Problem to work on:
Locate the lines of the listing below that hold "موهوبون", then copy each of them.

Material provided:

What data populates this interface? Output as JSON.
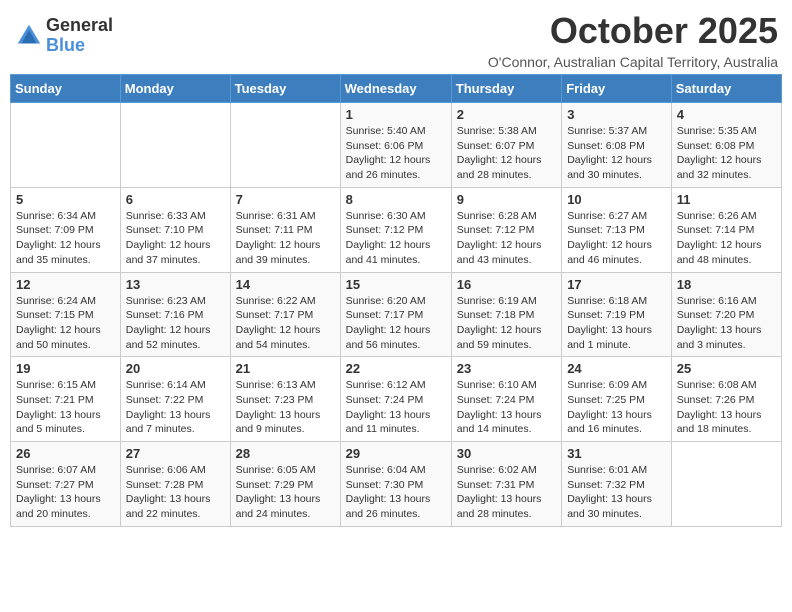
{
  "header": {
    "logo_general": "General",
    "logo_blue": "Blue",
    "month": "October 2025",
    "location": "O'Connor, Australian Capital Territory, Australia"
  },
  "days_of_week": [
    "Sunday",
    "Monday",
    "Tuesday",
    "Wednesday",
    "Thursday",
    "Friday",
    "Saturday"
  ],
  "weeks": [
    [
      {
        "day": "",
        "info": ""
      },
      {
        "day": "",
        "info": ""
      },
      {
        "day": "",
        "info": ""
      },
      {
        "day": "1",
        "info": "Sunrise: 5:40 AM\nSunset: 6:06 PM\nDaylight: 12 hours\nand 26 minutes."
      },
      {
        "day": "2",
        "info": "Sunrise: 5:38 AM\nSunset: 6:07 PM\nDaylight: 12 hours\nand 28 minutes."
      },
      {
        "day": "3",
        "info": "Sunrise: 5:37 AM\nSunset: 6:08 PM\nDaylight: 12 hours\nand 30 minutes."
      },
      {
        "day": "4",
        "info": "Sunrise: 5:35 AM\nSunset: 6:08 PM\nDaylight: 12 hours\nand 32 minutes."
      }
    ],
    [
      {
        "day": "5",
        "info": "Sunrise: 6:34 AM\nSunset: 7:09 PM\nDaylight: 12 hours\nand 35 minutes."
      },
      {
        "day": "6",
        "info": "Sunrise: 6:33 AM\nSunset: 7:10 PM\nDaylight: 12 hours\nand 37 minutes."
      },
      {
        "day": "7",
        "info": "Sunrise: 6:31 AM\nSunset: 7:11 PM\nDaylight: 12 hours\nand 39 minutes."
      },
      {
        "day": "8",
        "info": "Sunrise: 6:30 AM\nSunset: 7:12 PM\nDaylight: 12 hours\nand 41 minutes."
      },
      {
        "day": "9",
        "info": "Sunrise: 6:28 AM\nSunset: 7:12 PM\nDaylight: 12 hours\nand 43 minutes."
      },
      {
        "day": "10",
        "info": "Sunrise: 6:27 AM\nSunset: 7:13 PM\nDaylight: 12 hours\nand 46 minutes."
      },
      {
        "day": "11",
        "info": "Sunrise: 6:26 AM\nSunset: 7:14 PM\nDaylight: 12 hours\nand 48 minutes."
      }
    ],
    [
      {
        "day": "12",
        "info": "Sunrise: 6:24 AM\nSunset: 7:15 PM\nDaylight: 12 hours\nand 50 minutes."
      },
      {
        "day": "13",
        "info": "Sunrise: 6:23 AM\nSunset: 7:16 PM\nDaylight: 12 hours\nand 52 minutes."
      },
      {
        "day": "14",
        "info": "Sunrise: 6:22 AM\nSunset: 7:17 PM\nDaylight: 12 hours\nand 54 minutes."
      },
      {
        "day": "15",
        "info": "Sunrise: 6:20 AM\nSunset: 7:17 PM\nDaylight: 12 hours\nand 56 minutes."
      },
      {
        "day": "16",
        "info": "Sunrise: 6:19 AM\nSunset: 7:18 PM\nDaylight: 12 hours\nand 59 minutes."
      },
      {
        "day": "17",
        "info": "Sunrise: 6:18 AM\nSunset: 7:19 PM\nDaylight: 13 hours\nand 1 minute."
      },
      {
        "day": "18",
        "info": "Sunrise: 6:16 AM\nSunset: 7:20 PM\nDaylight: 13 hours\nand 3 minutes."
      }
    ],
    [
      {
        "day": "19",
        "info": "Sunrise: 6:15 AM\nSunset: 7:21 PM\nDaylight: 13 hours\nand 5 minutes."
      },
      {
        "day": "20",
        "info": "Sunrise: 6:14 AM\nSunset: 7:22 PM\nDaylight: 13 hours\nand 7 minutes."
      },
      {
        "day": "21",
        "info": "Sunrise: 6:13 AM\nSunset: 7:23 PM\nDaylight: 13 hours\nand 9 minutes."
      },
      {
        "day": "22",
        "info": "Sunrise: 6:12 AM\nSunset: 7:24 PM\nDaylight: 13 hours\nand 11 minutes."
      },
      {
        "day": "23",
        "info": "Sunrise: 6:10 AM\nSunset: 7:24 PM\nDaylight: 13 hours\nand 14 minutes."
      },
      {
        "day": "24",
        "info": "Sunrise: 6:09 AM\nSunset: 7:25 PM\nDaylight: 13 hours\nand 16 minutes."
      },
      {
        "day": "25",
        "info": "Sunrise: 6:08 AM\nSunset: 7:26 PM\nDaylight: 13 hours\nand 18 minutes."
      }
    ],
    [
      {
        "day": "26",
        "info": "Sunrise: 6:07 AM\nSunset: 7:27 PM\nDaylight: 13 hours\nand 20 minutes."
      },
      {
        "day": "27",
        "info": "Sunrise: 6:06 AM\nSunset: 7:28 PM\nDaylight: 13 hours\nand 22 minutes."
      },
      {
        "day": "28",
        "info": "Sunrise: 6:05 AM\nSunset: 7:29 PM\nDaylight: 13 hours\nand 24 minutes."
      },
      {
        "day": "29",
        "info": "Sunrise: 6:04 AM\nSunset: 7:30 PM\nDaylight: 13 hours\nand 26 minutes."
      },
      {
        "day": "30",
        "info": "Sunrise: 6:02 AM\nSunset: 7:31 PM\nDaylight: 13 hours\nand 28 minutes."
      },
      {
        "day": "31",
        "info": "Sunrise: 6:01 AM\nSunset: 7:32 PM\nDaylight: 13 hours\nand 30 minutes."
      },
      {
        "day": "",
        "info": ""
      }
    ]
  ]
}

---

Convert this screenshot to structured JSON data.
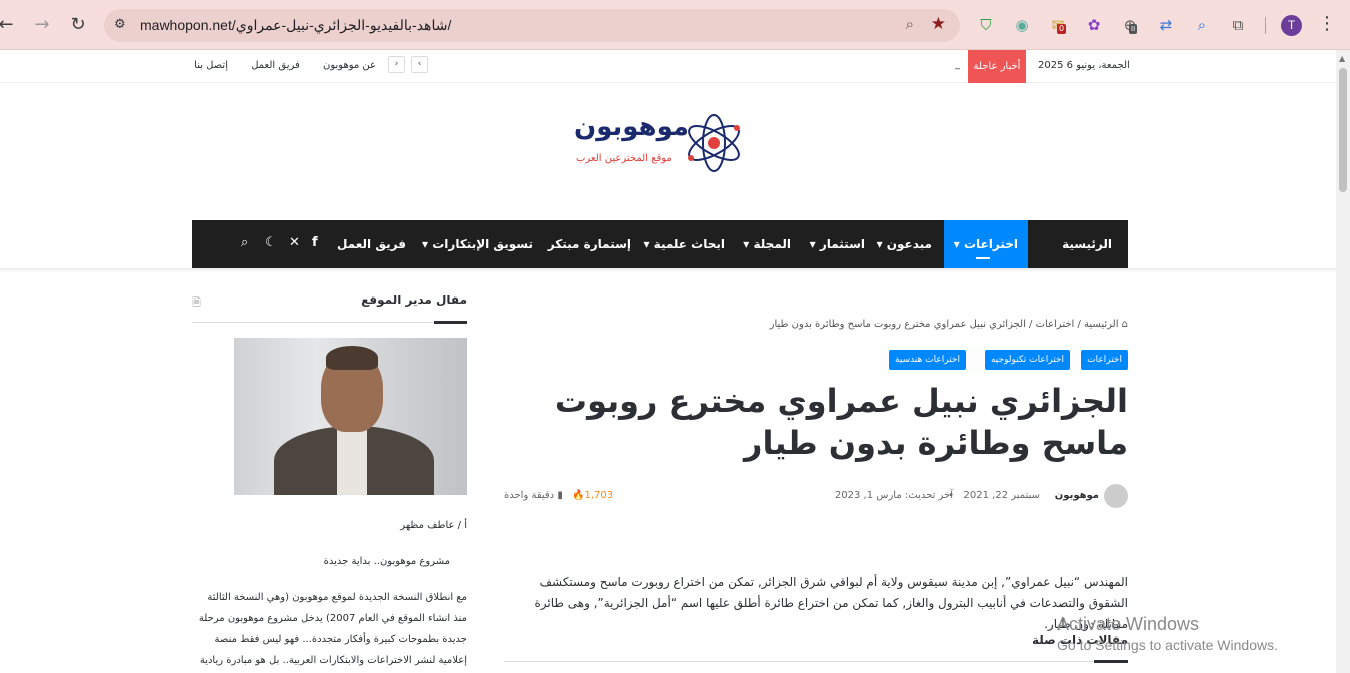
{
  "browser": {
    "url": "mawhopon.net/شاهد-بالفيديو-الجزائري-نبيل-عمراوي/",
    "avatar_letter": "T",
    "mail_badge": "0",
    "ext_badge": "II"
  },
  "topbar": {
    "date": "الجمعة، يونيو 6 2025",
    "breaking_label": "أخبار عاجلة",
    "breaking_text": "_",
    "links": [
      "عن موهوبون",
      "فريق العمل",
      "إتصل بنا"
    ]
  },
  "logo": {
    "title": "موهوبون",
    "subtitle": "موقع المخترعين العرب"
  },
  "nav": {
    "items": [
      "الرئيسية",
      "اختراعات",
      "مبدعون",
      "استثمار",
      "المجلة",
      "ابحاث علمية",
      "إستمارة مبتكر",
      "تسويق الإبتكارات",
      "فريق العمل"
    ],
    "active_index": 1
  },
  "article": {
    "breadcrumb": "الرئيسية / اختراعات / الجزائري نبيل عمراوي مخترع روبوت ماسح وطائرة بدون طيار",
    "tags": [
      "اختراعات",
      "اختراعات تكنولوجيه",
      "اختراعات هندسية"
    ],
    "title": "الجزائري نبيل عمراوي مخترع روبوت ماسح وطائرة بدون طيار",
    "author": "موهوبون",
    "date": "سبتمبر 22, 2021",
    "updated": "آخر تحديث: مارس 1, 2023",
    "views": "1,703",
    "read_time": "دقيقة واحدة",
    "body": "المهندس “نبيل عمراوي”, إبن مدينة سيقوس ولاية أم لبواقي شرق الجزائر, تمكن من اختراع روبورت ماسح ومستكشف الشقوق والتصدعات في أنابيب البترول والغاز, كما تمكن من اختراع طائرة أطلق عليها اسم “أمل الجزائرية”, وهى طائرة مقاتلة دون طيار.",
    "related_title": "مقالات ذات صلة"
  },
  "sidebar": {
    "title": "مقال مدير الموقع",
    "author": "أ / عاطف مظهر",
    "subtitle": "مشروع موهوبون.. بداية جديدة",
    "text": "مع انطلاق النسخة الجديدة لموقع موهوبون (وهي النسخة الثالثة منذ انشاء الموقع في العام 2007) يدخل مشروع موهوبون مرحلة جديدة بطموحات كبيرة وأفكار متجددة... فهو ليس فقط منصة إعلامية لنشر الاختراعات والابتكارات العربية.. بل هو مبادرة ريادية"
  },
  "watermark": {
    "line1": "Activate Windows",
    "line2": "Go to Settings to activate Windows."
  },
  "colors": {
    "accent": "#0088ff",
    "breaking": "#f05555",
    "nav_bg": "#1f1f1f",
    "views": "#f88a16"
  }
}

Task output:
      "عن موهوبون",
    "title": "موهوبون",
    "author": "موهوبون",
    "subtitle": "مشروع موهوبون.. بداية جديدة",
    "text": "مع انطلاق النسخة الجديدة لموقع موهوبون (وهي النسخة الثالثة منذ انشاء الموقع في العام 2007) يدخل مشروع موهوبون مرحلة جديدة بطموحات كبيرة وأفكار متجددة... فهو ليس فقط منصة إعلامية لنشر الاختراعات والابتكارات العربية.. بل هو مبادرة ريادية"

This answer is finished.